Statistics from the LSL House Price index found annual rent rises have fallen to 0.6 per cent, less than half the latest rate of CPI inflation at 1.6 per cent.
David Brown, commercial director for LSL Property Services, said while this was good news for renters, with their wage growth offsetting any rise in rates, it could put more pressure on buy-to-let investors.
In absolute terms the average amount charged by property investors in England and Wales has risen by just £5 in the past 12 months, standing at £741 a month, compared with £734 in April 2013.
Despite the slowing rental income growth, there are still 10 hot-spots where buy-to-let investors are seeing better returns than in April 2013.
According to the data, the highest annual increase is in the South-West, with rents up 4.3 per cent since April 2013, while London, Wales and the South East have all seen meagre rent rises, up by just 0.6 per cent since April 2013.
Despite this, Mr Brown said schemes such as Funding for Lending had helped banks free up cash to support buy-to-let investors as they picked up properties across the UK

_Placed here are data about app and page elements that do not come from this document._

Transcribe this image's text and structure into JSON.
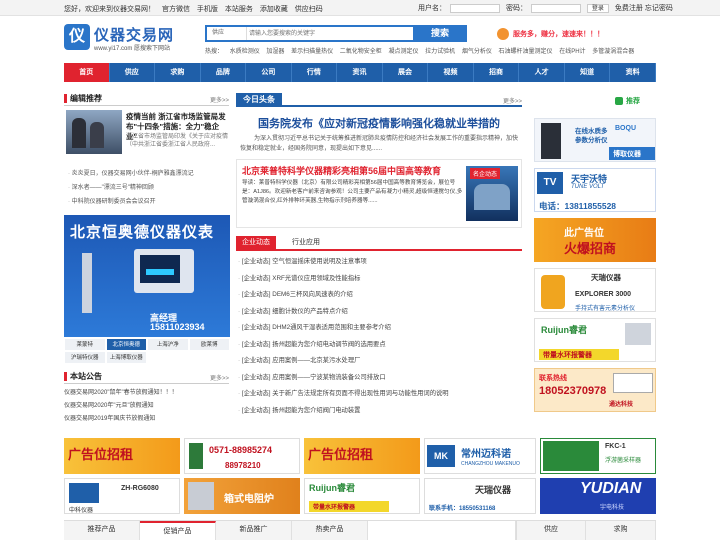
{
  "topbar": {
    "welcome": "您好，欢迎来到仪器交易网！",
    "links": [
      "官方微信",
      "手机版",
      "本站服务",
      "添加收藏",
      "供应扫码"
    ],
    "username_label": "用户名：",
    "password_label": "密码：",
    "login": "登录",
    "register": "免费注册",
    "forgot": "忘记密码"
  },
  "logo": {
    "mark": "仪",
    "name": "仪器交易网",
    "sub": "www.yi17.com 愿搜索下网站"
  },
  "search": {
    "category": "供应",
    "placeholder": "请输入您要搜索的关键字",
    "button": "搜索"
  },
  "slogan": "服务多，赚分，速速来！！！",
  "hotwords": {
    "label": "热搜：",
    "items": [
      "水质检测仪",
      "加湿器",
      "差示扫描量热仪",
      "二氧化物安全柜",
      "凝点测定仪",
      "拉力试验机",
      "烟气分析仪",
      "石油螺杆油量测定仪",
      "在线PH计",
      "多管漩涡混合器"
    ]
  },
  "nav": {
    "items": [
      "首页",
      "供应",
      "求购",
      "品牌",
      "公司",
      "行情",
      "资讯",
      "展会",
      "视频",
      "招商",
      "人才",
      "知道",
      "资料"
    ],
    "active": 0
  },
  "editor": {
    "title": "编辑推荐",
    "more": "更多>>",
    "headline": "疫情当前 浙江省市场监管局发布\"十四条\"措施：全力\"稳企业\"",
    "desc": "浙江省市场监管局印发《关于应对疫情（中共浙江省委浙江省人民政府...",
    "list": [
      "炎炎夏日，仪器交易网小伙伴-桐庐雅鑫漂流记",
      "深水者——\"漂流三号\"精神回顾",
      "中科院仪器研制委员会会议召开"
    ]
  },
  "bigad": {
    "title": "北京恒奥德仪器仪表",
    "phone_label": "高经理",
    "phone": "15811023934"
  },
  "adtabs": {
    "items": [
      "莱蒙特",
      "北京恒奥德",
      "上海沪净",
      "欧莱博",
      "沪瑞特仪器",
      "上海博取仪器"
    ],
    "active": 1
  },
  "notice": {
    "title": "本站公告",
    "more": "更多>>",
    "list": [
      "仪器交易网2020\"鼠年\"春节放假通知！！！",
      "仪器交易网2020年\"元旦\"放假通知",
      "仪器交易网2019年国庆节放假通知"
    ]
  },
  "today": {
    "label": "今日头条",
    "more": "更多>>",
    "headline": "国务院发布《应对新冠疫情影响强化稳就业举措的",
    "body": "为深入贯彻习近平总书记关于统筹推进新冠肺炎疫情防控和经济社会发展工作的重要指示精神，加快恢复和稳定就业，经国务院同意，现提出如下意见......"
  },
  "feature": {
    "title": "北京莱普特科学仪器精彩亮相第56届中国高等教育",
    "body": "导读：莱普特科学仪器（北京）有限公司精彩亮相第56届中国高等教育博览会，展位号是：A1J86。欢迎新老客户前来咨询参观！公司主要产品有凝力小精灵,超级恒速搅匀仪,多管漩涡混合仪,红外排种环芙器,生物指示剂培养器等......",
    "image_tag": "名企动态"
  },
  "newstabs": {
    "items": [
      "企业动态",
      "行业应用"
    ],
    "active": 0
  },
  "news": [
    "[企业动态] 空气恒温摇床使用说明及注意事项",
    "[企业动态] XRF光谱仪应用领域及性能指标",
    "[企业动态] DEM6三杯风向风速表的介绍",
    "[企业动态] 细胞计数仪的产品特点介绍",
    "[企业动态] DHM2通风干湿表适用范围和主要参考介绍",
    "[企业动态] 扬州超能为您介绍电动调节阀的选用要点",
    "[企业动态] 应用案例——北京某污水处理厂",
    "[企业动态] 应用案例——宁波某物流装备公司排放口",
    "[企业动态] 关于新广告法规定所有页面不得出现性用词与功能性用词的说明",
    "[企业动态] 扬州超能为您介绍阀门电动装置"
  ],
  "right": {
    "title": "推荐",
    "ads": [
      {
        "l1": "在线水质多",
        "l2": "参数分析仪",
        "l3": "博取仪器",
        "brand": "BOQU"
      },
      {
        "l1": "天宇沃特",
        "l2": "TUNE VOLT",
        "l3": "电话：13811855528"
      },
      {
        "l1": "此广告位",
        "l2": "火爆招商"
      },
      {
        "l1": "天瑞仪器",
        "l2": "EXPLORER 3000",
        "l3": "手持式有害元素分析仪"
      },
      {
        "l1": "Ruijun睿君",
        "l2": "带量水环报警器"
      },
      {
        "l1": "联系热线",
        "l2": "18052370978",
        "l3": "通达科技"
      }
    ]
  },
  "banners": {
    "row1": [
      {
        "b1": "广告位招租",
        "b2": ""
      },
      {
        "b1": "0571-88985274",
        "b2": "88978210"
      },
      {
        "b1": "广告位招租",
        "b2": ""
      },
      {
        "b1": "常州迈科诺",
        "b2": "CHANGZHOU MAKENUO"
      },
      {
        "b1": "FKC-1",
        "b2": "浮游菌采样器"
      }
    ],
    "row2": [
      {
        "b1": "中科仪器",
        "b2": "ZH-RG6080"
      },
      {
        "b1": "箱式电阻炉",
        "b2": ""
      },
      {
        "b1": "Ruijun睿君",
        "b2": "带量水环报警器"
      },
      {
        "b1": "天瑞仪器",
        "b2": "联系手机：18550531168"
      },
      {
        "b1": "YUDIAN",
        "b2": "宇电科技"
      }
    ]
  },
  "btabs": {
    "items": [
      "推荐产品",
      "促销产品",
      "新品推广",
      "热卖产品",
      "供应",
      "求购"
    ],
    "active": 1
  },
  "colors": {
    "nav": "#1f5fa9",
    "accent": "#e0232f",
    "link_blue": "#1d4f9c"
  }
}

He said: “Improved mortgage lending is helping landlords to expand their portfolios in many areas of the country.
“And while every corner of England and Wales has its own local market, the overall trend is clear.”
Andy Frankish, new homes director for national mortgage adviser Mortgage Advice Bureau, said there was a lack of homes for buying or renting. “With increasing consumer demand likely to continue, it is now up to the construction market to respond by ramping up production of new homes,” he said. “Government data shows the number of new-builds started in 2013/14 was 133,650 – the highest in five years. However, there is still some way to go before we reach pre-recession levels.”